In this context it is important that we recognise that managed forests are highly efficient at sequestering carbon. As forests grow and mature the rate at which they sequester new carbon eventually begins to decline. The advantage of an actively managed forest is that when trees mature, they are removed and replaced by new young trees, which are more effective at absorbing new carbon, thus starting the cycle again.
Actively managed plantation forests have a really important role to play in tackling climate change. This is due to their triple benefit whereby in the first instance trees sequester carbon as the tree grows. This carbon is then locked away in timber products when the mature tree is harvested thereby providing a second benefit. Timber products substitute other carbon heavy products like concrete or steel.
As the transition to a low carbon economy begins to take hold, we are already seeing innovative new applications of wood fibre and it is likely this trend will accelerate as the circular economy and the bioeconomy scale up and become mainstream. In continental Europe, we are already seeing engineered timber construction being deployed in high-rise structures and wood-based products being developed to replace plastics and synthetic textiles.
At Coillte, we are committed to building on the momentum we have achieved in recent years to contribute further to Ireland's approach to forestry, climate change and the use of our natural resources for the greater good of Irish citizens. The challenge, as we see it, is to continue to get the balance right between the commercial, environmental and social or recreational dividend from forests in the ever-evolving world in which we operate. We are always looking to strike the right balance and for us, it is about planting the right tree in the right place with the right objective.
Today, we manage one fifth of our estate primarily for biodiversity purposes.
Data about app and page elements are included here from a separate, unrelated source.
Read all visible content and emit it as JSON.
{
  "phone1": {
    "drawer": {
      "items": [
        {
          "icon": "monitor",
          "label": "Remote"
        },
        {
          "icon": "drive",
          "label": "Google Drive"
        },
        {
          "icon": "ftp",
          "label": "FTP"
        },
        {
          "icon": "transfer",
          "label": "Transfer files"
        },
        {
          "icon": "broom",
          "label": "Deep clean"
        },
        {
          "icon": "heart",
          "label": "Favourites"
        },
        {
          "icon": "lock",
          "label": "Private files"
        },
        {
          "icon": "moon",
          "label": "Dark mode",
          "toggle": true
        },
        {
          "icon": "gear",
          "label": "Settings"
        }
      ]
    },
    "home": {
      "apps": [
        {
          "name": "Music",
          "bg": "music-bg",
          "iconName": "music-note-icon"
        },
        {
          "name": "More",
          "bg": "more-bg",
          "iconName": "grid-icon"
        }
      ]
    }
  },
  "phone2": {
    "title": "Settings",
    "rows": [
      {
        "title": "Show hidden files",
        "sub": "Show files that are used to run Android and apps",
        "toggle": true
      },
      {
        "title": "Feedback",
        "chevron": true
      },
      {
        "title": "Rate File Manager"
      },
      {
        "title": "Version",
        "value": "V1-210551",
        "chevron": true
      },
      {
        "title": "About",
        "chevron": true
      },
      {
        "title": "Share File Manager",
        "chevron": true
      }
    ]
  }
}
In order to underpin how we are responding to changing societal demands, we recently established a new non-profit entity, Coillte Nature, which will focus exclusively on increasing the delivery of non-commercial woodlands, undertaking major biodiversity projects and large-scale forest conversion projects. Forestry has never been more relevant than it is today. Our objective is to work collaboratively with the Government, the Oireachtas, this committee, our customers and the public to ensure we optimise the contribution Coillte can make in the years ahead. My colleagues and I look forward to elaborating further on the points made in this short opening statement and to answering any questions members may have.